|1841||6 June||available now|
|1851||30 March||available now|
|1861||7 April||available now|
|1871||2 April||available now|
|1881||3 April||available now|
|1891||5 April||available now|
|1901||31 March||available now|
|1911||2 April||available now|
|1921||19 June||available from 1 January 2022?|
|1931||26 April||this census was destroyed during World War II|
|1939||29 September (National Registration)||available from 1 January 2040?|
|1941||no census taken owing to World War II||-|
|1951||8 April||available from 1 January 2052?|
|1961||23 April||available from 1 January 2062?|
|1971||25 April||available from 1 January 2072?|
|1981||5 April||available from 1 January 2082?|
|1991||21 April||available from 1 January 2092?|
|2001||29 April||available from 1 January 2102?|
|2011||27 March||available from 1 January 2112?|
Understanding the Census
The 1841 census was taken on 7 June. Most of the later censuses were taken between 31 March and 8 April, every 10 years. Instructions were to list only those persons who spent the night in each household when the census was taken. Those travelling, staying at boarding schools, or working away from home are listed where they spent the night. For example, night watchmen are often listed at their employer’s business address rather than with their families.
You will find the following information in the censuses:
1841. This census lists each member of every household with their name, sex, address, occupation, and whether or not they were born in the county or out of the country. The census takers usually rounded the ages of those over 15 down to a multiple of 5 years. For example, a 59-year-old would be listed as 55.
1851 and later. These censuses list the names, ages, occupations, relationships to the head of the household, and parish and county of birth (except foreign births, which may give country only) of each member of the household.
The census office organized the census by civil registration districts, which were subdivided into enumeration districts. The only exception is the 1841, census which was arranged by hundreds (hundreds are administrative subdivisions of land). On the census films, each enumeration district includes a title page with the district number and a description of the area covered by the district.
2001. In the 2001 UK census, people were requested to give their ethnic grouping and were able to choose Cornish. However, the government have announced that this option will not be available in the 2011 census
Searching Census Records
When searching census records, remember that:
- Ages may be incorrect.
- Given names may not be the same as the name recorded in church or vital records. It is particularly common that children, especially males, are called and enumerated by their second or third given name.
- Information may be incorrect.
- Names may be spelled as they sound.
- Place-names may be misspelled.
- If the family is not at the expected address, search the surrounding area.
- When you find your family in one census, search the earlier or later census records to find additional family members.
- Individuals missing from a family may be listed elsewhere in the census.
- Parts of the 1841 and 1861 censuses are faint and sometimes unreadable.
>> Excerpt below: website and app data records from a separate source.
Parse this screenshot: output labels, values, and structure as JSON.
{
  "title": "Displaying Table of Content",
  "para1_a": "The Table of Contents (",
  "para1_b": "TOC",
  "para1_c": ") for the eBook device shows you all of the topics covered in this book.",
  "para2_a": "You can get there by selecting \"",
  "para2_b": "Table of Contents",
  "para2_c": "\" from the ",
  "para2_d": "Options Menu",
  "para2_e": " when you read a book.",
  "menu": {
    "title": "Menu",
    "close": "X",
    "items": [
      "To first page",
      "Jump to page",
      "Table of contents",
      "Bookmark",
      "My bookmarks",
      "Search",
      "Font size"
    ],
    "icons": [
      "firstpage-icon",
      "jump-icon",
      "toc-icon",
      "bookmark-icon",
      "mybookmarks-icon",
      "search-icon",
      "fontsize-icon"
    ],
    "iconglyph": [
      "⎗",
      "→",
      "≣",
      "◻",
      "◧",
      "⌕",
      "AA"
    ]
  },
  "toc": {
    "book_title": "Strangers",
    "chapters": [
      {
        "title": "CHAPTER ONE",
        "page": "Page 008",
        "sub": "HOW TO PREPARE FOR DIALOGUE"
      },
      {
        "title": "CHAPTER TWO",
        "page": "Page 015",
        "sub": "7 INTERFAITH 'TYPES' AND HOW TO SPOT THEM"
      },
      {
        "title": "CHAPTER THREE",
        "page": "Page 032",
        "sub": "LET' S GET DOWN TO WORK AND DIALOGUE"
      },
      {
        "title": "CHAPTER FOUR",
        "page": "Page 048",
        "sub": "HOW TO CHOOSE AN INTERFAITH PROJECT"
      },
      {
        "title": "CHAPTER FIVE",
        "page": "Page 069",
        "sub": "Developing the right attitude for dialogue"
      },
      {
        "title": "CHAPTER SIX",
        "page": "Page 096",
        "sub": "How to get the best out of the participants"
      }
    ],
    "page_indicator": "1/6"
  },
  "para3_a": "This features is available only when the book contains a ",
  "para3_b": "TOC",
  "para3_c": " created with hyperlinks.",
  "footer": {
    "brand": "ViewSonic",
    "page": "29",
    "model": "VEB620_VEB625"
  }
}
Surname indexes are available for select places for some census years. In big cities, an address will help you find your ancestor in a census, especially where street indexes exist for the city.
The following sources may help you find an address:
- Old letters
- City, occupational, postal, or commercial directories
- Civil registration certificates of births, marriages, and deaths
- Church records of christenings, burials, and marriages
- Probate records
- Newspaper notices
- Court records
- Tax records
- Rate books
- Voting registers or poll books.